I learnt at my mother’s knee, as the saying goes, that a bantam egg starts the day better than any other kind. You get more yoke to your white, and thus a greater concentration of goodness.
Perhaps it was that egg that convinced me that my post today would be a good one. Sure enough, I am delighted to say that I found a good-length letter from Monsieur B of Orléans? in my toast-rack. He asks me, among other things, whether Brown ever planted dead trees.
Who can ever tell, Monsieur? He may have planted many trees that died, but I suspect that he never set out to do so. The story given out by Uvedale Price, of the dead trees planted by the well-worthy Brown’s worthy master, William Kent, began I’m sure, as a joke against Kent, who was not a practising horticulturist.

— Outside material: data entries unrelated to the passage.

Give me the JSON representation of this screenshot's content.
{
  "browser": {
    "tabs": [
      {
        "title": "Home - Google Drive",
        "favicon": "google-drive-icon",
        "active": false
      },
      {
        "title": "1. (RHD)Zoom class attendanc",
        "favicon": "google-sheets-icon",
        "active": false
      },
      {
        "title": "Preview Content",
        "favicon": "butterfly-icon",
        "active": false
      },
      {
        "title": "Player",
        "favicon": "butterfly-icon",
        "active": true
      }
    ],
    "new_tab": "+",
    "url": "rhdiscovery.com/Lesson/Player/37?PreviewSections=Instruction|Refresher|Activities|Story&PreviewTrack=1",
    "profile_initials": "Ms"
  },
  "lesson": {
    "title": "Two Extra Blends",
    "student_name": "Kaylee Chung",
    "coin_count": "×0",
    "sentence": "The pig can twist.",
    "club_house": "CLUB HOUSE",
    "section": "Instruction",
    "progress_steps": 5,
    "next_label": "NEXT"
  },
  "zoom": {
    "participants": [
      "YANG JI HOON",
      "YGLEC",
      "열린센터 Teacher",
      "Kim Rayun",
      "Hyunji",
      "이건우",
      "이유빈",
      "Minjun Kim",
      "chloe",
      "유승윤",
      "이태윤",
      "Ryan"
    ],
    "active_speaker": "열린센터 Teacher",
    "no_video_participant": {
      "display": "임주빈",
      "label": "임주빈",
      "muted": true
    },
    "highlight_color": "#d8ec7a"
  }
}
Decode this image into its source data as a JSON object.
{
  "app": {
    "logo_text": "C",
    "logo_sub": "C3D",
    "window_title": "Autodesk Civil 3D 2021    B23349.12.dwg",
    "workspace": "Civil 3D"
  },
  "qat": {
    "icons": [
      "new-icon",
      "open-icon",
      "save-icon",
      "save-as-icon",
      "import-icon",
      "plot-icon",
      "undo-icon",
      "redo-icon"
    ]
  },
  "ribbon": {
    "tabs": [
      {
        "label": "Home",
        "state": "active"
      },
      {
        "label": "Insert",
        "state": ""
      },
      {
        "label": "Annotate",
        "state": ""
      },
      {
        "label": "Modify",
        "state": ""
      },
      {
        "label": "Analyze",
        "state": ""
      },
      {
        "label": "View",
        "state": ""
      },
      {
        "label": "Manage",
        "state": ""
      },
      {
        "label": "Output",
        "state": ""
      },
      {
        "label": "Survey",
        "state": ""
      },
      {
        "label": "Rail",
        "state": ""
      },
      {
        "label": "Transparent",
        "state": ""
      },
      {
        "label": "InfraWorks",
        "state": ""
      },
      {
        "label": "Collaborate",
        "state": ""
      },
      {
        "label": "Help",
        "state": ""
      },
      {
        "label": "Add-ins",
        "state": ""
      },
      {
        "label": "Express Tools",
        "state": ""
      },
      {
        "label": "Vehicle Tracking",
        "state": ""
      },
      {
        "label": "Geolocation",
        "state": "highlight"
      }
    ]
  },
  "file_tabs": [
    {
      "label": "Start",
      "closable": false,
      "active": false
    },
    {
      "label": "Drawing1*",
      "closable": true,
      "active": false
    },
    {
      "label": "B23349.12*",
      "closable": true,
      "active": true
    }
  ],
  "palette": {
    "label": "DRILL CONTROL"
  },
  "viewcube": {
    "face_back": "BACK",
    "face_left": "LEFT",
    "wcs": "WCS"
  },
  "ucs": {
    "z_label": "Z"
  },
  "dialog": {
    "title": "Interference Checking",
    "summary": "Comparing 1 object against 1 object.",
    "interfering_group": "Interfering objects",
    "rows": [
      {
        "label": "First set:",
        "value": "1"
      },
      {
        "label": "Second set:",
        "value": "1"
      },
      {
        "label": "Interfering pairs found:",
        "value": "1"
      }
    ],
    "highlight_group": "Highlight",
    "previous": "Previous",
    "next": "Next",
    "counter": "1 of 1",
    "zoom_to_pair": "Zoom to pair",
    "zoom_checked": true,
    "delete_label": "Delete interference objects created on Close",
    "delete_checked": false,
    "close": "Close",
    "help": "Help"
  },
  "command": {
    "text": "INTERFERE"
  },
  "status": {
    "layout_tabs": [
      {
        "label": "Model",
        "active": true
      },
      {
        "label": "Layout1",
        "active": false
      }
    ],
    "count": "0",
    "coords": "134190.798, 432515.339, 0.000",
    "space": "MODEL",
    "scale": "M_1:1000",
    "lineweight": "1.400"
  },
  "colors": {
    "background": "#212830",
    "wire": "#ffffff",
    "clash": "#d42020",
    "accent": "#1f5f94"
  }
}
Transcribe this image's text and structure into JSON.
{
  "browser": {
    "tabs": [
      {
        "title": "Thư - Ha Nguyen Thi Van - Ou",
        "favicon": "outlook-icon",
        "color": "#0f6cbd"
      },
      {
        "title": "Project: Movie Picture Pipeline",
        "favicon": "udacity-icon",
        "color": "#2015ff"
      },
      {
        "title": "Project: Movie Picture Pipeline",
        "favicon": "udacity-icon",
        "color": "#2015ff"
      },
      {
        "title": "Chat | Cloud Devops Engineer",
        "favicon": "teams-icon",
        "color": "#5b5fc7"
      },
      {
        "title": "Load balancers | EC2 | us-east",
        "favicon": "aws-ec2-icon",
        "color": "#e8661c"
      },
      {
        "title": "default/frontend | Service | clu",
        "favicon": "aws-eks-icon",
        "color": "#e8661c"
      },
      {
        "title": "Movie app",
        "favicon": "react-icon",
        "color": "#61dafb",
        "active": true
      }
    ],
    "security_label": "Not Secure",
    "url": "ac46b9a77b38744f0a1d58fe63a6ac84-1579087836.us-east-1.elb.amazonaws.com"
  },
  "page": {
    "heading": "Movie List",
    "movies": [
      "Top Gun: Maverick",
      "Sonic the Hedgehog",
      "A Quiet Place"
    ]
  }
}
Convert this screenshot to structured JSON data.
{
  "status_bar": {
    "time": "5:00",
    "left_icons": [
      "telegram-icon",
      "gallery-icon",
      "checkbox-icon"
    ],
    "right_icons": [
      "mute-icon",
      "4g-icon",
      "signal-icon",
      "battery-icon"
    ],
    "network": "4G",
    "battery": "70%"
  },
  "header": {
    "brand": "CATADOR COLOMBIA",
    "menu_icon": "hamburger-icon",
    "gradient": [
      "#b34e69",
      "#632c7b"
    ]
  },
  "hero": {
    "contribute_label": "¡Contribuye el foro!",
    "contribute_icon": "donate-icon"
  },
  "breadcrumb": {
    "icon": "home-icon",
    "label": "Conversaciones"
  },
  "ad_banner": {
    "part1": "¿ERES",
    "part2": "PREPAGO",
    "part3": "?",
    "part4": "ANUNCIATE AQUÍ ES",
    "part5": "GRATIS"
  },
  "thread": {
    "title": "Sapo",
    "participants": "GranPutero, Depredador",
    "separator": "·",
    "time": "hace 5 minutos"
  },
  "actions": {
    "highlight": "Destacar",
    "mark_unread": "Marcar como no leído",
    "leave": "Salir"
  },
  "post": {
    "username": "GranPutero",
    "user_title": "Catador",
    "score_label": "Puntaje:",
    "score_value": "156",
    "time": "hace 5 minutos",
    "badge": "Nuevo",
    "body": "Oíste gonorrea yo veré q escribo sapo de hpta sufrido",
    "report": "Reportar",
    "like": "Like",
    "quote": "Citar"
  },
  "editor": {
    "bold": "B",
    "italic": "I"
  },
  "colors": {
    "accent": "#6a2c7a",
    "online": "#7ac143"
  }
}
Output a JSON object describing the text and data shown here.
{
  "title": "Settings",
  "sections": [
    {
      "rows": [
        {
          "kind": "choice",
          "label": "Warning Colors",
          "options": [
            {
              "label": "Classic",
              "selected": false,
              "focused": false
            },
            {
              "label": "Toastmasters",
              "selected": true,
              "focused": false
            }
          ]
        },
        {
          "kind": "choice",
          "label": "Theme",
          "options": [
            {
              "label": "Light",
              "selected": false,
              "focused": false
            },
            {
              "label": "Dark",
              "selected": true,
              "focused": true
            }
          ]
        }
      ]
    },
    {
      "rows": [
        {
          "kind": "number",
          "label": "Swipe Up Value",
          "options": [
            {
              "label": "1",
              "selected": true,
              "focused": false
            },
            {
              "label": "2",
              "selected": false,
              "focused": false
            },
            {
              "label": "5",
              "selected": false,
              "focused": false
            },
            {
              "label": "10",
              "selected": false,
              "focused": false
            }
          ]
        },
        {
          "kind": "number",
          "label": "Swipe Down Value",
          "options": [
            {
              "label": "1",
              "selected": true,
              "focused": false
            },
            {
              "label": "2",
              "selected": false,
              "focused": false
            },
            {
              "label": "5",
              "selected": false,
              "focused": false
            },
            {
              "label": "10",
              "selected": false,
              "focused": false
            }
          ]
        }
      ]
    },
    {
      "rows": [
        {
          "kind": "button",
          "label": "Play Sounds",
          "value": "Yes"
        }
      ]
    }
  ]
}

The beauty of dead trees, however, had already been recognised by the Dutch school, by Jacob van Ruisdael in the 1680s for example – and there is a proposal for Burton Constable, by the architect Timothy Lightoler, which has what seems to be a dead tree on the drawing. This is undated but seems to predate Brown’s commission. For further evidence I would add that within 20 years of Brown’s death Jane Austen was able to report that Henry Tilney was for planting a dead tree at the summit of Beechen Cliff. However I must regard these last two as humorous sallies. Brown was known to get rid of diseased and decayed trees and he is unlikely to have planted a dead one.